→ **INPUT DATA**:
◆ ◆ ◆ ◆ ◆ ◆ ◆

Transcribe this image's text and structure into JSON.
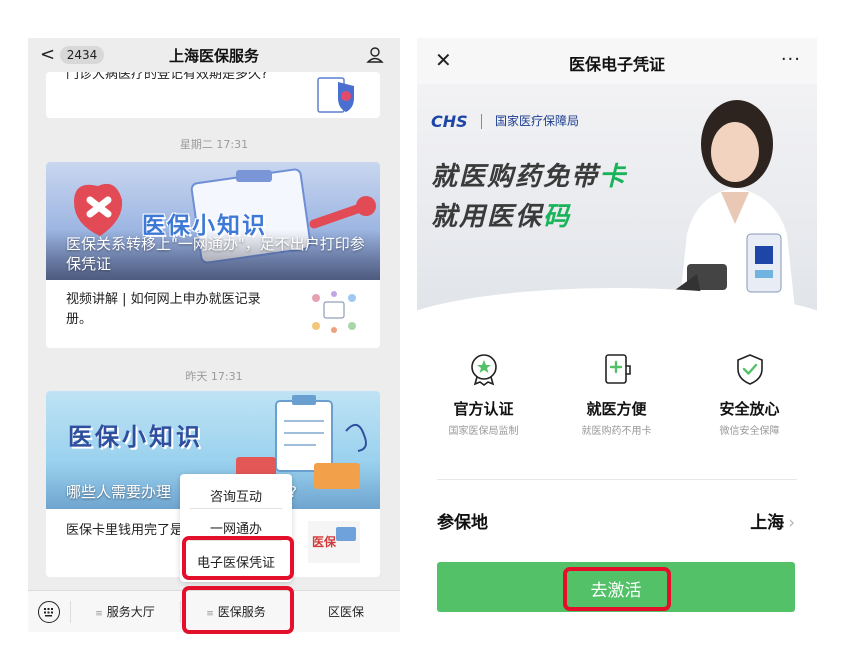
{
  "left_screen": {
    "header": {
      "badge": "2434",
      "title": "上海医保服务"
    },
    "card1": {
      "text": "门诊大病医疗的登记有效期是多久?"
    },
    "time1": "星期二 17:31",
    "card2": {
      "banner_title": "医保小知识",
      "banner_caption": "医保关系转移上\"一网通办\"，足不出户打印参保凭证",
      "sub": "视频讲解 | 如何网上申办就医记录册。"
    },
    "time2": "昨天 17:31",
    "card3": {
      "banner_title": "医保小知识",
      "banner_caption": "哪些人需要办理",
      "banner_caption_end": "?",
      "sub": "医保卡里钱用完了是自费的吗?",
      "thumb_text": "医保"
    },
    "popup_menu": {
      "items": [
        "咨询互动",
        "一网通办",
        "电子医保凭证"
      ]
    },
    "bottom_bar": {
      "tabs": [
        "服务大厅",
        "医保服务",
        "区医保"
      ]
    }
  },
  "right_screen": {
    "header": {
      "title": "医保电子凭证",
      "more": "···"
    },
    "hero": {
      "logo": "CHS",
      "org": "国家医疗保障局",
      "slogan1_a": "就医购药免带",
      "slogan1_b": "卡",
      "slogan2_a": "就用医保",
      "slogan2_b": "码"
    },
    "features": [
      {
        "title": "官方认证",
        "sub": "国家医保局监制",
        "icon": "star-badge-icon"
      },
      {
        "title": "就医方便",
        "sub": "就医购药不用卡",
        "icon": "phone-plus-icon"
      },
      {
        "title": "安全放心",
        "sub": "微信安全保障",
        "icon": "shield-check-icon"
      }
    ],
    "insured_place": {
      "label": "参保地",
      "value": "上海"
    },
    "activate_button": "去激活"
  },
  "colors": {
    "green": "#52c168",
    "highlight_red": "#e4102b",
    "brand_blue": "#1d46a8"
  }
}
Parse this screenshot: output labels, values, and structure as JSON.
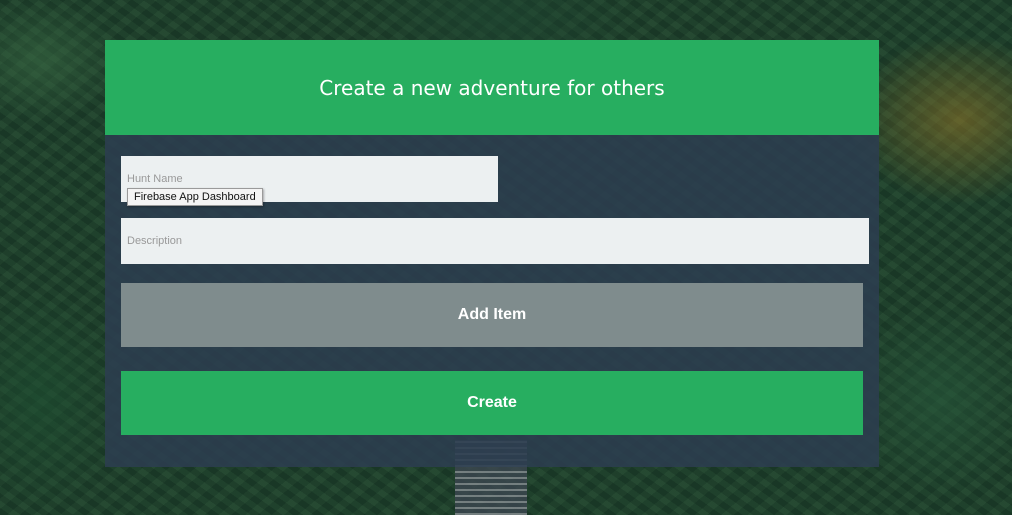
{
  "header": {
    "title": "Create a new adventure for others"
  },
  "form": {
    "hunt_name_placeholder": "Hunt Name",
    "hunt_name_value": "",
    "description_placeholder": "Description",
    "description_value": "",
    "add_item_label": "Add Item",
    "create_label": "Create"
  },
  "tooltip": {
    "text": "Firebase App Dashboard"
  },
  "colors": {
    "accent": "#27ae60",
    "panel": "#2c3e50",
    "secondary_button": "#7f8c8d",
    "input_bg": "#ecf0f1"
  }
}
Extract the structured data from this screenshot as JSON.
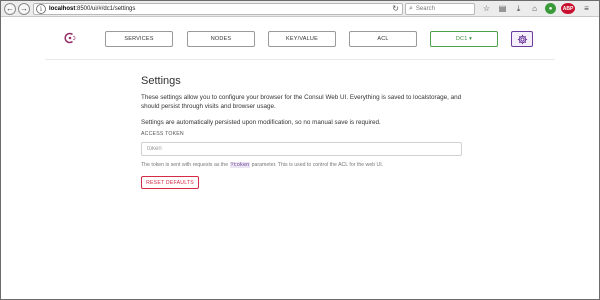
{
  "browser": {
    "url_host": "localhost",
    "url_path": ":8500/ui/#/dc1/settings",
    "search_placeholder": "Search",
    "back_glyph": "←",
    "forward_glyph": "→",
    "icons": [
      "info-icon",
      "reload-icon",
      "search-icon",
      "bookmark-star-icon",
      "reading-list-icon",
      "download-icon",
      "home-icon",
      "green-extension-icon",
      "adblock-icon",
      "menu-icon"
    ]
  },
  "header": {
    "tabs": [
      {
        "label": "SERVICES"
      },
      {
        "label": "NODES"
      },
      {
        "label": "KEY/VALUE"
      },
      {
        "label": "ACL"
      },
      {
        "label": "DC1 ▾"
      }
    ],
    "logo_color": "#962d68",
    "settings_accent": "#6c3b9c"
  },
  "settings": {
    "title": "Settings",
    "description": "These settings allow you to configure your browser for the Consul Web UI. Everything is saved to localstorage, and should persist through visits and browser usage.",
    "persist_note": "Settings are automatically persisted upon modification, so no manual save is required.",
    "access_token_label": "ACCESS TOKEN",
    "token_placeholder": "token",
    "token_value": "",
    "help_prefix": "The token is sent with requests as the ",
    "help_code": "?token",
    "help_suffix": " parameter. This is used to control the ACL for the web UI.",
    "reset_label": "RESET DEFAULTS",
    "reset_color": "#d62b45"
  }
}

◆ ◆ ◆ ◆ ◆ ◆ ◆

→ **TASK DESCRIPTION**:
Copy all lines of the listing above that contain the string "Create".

→ **ANSWER TO THE EXERCISE**:
    "title": "Create a new adventure for others"
    "create_label": "Create"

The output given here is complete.